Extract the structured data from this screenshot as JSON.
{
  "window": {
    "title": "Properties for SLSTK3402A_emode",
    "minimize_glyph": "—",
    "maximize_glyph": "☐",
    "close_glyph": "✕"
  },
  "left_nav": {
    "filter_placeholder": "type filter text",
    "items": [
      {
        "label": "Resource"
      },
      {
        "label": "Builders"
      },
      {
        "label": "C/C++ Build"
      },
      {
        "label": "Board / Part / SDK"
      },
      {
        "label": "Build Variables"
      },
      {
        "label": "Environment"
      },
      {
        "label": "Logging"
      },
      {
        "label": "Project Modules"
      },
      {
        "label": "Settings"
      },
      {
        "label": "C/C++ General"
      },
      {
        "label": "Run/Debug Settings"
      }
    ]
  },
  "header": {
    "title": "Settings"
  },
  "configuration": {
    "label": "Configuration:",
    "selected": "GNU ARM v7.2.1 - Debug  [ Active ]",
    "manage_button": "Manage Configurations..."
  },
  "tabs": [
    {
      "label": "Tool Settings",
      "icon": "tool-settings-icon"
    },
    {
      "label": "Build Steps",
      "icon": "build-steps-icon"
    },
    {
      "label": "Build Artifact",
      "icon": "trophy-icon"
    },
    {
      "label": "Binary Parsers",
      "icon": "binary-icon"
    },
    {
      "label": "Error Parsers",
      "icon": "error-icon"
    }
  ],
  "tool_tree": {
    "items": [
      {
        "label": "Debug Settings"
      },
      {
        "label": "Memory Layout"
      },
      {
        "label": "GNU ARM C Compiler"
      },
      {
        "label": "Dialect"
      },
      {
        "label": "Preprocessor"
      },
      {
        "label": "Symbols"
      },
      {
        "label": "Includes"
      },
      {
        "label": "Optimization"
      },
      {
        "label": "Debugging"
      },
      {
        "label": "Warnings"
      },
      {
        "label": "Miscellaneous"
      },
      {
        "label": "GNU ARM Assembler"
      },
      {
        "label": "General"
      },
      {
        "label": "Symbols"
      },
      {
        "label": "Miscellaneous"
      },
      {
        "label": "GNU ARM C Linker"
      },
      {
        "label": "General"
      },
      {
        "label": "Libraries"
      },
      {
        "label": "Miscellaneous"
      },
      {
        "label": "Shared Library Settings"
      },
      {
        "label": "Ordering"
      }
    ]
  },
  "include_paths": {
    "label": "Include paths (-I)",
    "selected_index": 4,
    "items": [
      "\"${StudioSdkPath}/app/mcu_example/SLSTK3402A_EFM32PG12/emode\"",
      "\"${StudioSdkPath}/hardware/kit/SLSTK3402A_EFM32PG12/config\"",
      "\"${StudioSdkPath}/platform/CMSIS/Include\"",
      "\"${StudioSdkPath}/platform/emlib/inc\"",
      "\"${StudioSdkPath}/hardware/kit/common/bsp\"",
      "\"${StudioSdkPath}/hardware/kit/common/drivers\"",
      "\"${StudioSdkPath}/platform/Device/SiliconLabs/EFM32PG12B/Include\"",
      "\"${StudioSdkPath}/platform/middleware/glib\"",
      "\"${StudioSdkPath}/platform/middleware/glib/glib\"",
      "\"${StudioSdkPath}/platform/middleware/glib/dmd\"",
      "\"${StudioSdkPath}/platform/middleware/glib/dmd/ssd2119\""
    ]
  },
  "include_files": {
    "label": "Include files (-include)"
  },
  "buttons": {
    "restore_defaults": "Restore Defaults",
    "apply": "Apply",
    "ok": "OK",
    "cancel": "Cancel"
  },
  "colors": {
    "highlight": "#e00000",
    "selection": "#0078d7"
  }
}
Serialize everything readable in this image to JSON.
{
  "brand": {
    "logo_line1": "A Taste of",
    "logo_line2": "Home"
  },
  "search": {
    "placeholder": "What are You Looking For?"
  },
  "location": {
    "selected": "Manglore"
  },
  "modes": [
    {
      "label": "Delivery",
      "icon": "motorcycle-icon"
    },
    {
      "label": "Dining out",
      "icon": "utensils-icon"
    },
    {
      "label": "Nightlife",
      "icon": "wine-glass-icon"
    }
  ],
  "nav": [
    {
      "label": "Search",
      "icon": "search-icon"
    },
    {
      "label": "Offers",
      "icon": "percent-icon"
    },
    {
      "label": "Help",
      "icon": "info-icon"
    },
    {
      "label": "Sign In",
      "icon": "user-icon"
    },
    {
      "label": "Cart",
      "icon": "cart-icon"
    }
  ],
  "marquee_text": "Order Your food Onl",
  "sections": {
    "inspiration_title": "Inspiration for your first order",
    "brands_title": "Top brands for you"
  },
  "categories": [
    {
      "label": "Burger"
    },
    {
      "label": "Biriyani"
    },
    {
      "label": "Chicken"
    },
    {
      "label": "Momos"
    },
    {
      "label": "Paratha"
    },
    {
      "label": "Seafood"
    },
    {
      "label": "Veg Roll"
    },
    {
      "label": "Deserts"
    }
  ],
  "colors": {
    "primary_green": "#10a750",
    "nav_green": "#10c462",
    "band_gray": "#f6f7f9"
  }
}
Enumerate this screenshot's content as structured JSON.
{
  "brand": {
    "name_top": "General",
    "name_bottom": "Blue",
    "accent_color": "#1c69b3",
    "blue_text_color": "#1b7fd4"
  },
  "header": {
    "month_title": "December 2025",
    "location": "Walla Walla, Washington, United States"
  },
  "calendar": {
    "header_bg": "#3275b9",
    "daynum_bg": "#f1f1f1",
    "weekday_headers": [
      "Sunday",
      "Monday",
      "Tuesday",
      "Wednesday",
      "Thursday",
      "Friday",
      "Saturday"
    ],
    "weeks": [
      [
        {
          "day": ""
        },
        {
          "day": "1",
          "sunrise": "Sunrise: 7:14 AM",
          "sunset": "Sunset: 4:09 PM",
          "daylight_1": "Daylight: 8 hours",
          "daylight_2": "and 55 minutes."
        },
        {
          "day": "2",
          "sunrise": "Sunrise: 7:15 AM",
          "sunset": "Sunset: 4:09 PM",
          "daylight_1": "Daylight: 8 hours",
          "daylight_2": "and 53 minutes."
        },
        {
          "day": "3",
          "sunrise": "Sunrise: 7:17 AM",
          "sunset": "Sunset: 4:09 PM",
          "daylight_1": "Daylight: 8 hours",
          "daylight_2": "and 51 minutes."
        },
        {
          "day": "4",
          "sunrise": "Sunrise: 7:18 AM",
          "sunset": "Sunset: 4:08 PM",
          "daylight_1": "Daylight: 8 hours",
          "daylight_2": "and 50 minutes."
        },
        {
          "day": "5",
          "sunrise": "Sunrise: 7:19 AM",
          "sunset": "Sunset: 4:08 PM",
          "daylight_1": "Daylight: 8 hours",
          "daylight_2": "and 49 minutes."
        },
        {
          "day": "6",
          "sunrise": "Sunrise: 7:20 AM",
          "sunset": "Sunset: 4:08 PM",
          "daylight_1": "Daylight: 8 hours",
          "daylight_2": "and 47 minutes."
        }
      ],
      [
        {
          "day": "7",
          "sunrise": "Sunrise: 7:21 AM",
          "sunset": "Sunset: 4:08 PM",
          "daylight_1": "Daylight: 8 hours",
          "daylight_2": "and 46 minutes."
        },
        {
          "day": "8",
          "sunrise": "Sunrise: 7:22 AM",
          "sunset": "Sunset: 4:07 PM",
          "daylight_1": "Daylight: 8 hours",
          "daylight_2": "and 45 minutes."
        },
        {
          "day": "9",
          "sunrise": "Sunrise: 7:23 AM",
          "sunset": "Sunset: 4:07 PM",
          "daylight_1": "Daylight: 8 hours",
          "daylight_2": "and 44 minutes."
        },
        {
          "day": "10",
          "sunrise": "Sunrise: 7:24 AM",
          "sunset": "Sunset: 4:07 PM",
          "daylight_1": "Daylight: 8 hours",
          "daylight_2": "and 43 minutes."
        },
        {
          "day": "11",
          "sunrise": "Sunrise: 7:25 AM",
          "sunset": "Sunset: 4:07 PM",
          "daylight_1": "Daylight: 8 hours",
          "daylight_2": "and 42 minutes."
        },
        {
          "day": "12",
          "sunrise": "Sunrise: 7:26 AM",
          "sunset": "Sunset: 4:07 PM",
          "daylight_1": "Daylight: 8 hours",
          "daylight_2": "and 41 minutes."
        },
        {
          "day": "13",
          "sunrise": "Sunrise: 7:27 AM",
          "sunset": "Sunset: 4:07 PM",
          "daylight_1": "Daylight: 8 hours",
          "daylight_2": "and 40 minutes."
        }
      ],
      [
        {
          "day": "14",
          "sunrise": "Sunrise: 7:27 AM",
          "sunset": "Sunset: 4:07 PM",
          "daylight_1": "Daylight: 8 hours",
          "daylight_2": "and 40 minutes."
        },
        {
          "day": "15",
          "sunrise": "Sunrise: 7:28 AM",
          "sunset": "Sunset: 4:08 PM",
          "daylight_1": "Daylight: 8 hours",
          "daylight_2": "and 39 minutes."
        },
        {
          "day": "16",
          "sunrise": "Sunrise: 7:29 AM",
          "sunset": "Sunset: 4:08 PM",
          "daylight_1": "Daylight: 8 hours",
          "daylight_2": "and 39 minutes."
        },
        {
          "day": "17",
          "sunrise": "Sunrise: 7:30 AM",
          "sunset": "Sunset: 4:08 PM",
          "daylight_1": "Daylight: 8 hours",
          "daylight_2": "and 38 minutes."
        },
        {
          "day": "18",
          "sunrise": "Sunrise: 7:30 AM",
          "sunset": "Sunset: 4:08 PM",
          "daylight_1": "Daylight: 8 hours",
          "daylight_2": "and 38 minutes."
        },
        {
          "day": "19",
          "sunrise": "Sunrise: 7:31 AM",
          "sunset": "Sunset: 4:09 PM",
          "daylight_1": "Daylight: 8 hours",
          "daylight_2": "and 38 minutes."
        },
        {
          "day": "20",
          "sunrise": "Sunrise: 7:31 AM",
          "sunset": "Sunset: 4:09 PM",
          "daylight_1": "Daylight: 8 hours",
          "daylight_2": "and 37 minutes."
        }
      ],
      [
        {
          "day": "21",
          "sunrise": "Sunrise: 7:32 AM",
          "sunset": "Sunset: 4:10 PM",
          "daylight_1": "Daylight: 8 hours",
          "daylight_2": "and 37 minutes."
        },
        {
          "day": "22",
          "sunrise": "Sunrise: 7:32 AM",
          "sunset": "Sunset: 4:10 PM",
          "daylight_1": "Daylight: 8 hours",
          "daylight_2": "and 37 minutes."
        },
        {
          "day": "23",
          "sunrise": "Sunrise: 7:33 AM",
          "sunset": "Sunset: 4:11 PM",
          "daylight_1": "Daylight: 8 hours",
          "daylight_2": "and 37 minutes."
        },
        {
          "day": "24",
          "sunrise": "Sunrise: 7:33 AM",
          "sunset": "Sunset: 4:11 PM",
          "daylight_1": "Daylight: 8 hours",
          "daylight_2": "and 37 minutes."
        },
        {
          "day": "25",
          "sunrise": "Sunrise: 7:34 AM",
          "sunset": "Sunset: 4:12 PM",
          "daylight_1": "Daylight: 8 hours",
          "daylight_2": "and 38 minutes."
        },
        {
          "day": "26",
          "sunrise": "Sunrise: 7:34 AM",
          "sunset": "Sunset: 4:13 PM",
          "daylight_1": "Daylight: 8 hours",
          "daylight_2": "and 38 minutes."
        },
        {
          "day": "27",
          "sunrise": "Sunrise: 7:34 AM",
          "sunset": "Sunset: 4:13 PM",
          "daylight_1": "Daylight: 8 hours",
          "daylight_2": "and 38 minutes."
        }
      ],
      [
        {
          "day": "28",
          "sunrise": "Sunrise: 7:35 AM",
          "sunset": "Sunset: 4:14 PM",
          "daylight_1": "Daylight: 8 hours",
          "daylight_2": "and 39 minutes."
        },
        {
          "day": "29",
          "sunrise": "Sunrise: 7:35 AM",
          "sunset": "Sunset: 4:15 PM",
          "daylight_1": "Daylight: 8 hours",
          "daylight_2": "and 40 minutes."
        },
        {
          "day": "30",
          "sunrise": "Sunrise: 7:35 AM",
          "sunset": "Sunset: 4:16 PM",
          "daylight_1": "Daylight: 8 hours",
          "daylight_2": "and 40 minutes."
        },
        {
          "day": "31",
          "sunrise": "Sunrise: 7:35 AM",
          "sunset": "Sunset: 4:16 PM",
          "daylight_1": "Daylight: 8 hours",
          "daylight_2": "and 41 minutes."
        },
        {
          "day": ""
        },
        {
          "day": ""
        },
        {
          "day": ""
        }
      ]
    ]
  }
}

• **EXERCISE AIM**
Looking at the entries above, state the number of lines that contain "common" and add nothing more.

• **RESPONSE BELOW**
2